Source data:
↓↓↓
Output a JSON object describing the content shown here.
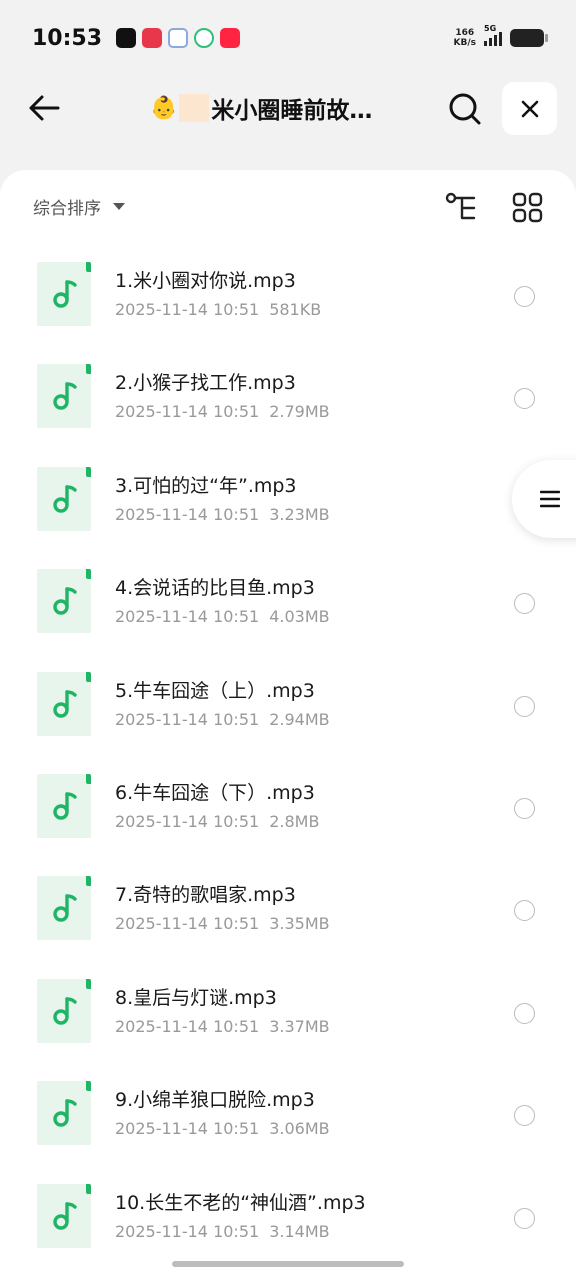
{
  "status_bar": {
    "time": "10:53",
    "net_speed_value": "166",
    "net_speed_unit": "KB/s",
    "network_type": "5G",
    "notification_icons": [
      {
        "name": "tiktok-icon",
        "color": "#111111"
      },
      {
        "name": "app-red-icon",
        "color": "#e8364a"
      },
      {
        "name": "app-cluster-icon",
        "color": "#ffffff"
      },
      {
        "name": "app-green-icon",
        "color": "#ffffff"
      },
      {
        "name": "xiaohongshu-icon",
        "color": "#ff2442"
      }
    ]
  },
  "header": {
    "title_emoji": "👶",
    "title_text": "米小圈睡前故…",
    "back_icon": "arrow-left-icon",
    "search_icon": "search-icon",
    "close_icon": "close-icon"
  },
  "toolbar": {
    "sort_label": "综合排序",
    "tree_icon": "tree-view-icon",
    "grid_icon": "grid-view-icon"
  },
  "accent_color": "#1fb565",
  "files": [
    {
      "name": "1.米小圈对你说.mp3",
      "date": "2025-11-14 10:51",
      "size": "581KB"
    },
    {
      "name": "2.小猴子找工作.mp3",
      "date": "2025-11-14 10:51",
      "size": "2.79MB"
    },
    {
      "name": "3.可怕的过“年”.mp3",
      "date": "2025-11-14 10:51",
      "size": "3.23MB"
    },
    {
      "name": "4.会说话的比目鱼.mp3",
      "date": "2025-11-14 10:51",
      "size": "4.03MB"
    },
    {
      "name": "5.牛车囧途（上）.mp3",
      "date": "2025-11-14 10:51",
      "size": "2.94MB"
    },
    {
      "name": "6.牛车囧途（下）.mp3",
      "date": "2025-11-14 10:51",
      "size": "2.8MB"
    },
    {
      "name": "7.奇特的歌唱家.mp3",
      "date": "2025-11-14 10:51",
      "size": "3.35MB"
    },
    {
      "name": "8.皇后与灯谜.mp3",
      "date": "2025-11-14 10:51",
      "size": "3.37MB"
    },
    {
      "name": "9.小绵羊狼口脱险.mp3",
      "date": "2025-11-14 10:51",
      "size": "3.06MB"
    },
    {
      "name": "10.长生不老的“神仙酒”.mp3",
      "date": "2025-11-14 10:51",
      "size": "3.14MB"
    }
  ]
}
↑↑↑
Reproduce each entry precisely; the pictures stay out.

Output a JSON object describing the content shown here.
{
  "status_bar": {
    "time": "10:53",
    "net_speed_value": "166",
    "net_speed_unit": "KB/s",
    "network_type": "5G",
    "notification_icons": [
      {
        "name": "tiktok-icon",
        "color": "#111111"
      },
      {
        "name": "app-red-icon",
        "color": "#e8364a"
      },
      {
        "name": "app-cluster-icon",
        "color": "#ffffff"
      },
      {
        "name": "app-green-icon",
        "color": "#ffffff"
      },
      {
        "name": "xiaohongshu-icon",
        "color": "#ff2442"
      }
    ]
  },
  "header": {
    "title_emoji": "👶",
    "title_text": "米小圈睡前故…",
    "back_icon": "arrow-left-icon",
    "search_icon": "search-icon",
    "close_icon": "close-icon"
  },
  "toolbar": {
    "sort_label": "综合排序",
    "tree_icon": "tree-view-icon",
    "grid_icon": "grid-view-icon"
  },
  "accent_color": "#1fb565",
  "files": [
    {
      "name": "1.米小圈对你说.mp3",
      "date": "2025-11-14 10:51",
      "size": "581KB"
    },
    {
      "name": "2.小猴子找工作.mp3",
      "date": "2025-11-14 10:51",
      "size": "2.79MB"
    },
    {
      "name": "3.可怕的过“年”.mp3",
      "date": "2025-11-14 10:51",
      "size": "3.23MB"
    },
    {
      "name": "4.会说话的比目鱼.mp3",
      "date": "2025-11-14 10:51",
      "size": "4.03MB"
    },
    {
      "name": "5.牛车囧途（上）.mp3",
      "date": "2025-11-14 10:51",
      "size": "2.94MB"
    },
    {
      "name": "6.牛车囧途（下）.mp3",
      "date": "2025-11-14 10:51",
      "size": "2.8MB"
    },
    {
      "name": "7.奇特的歌唱家.mp3",
      "date": "2025-11-14 10:51",
      "size": "3.35MB"
    },
    {
      "name": "8.皇后与灯谜.mp3",
      "date": "2025-11-14 10:51",
      "size": "3.37MB"
    },
    {
      "name": "9.小绵羊狼口脱险.mp3",
      "date": "2025-11-14 10:51",
      "size": "3.06MB"
    },
    {
      "name": "10.长生不老的“神仙酒”.mp3",
      "date": "2025-11-14 10:51",
      "size": "3.14MB"
    }
  ]
}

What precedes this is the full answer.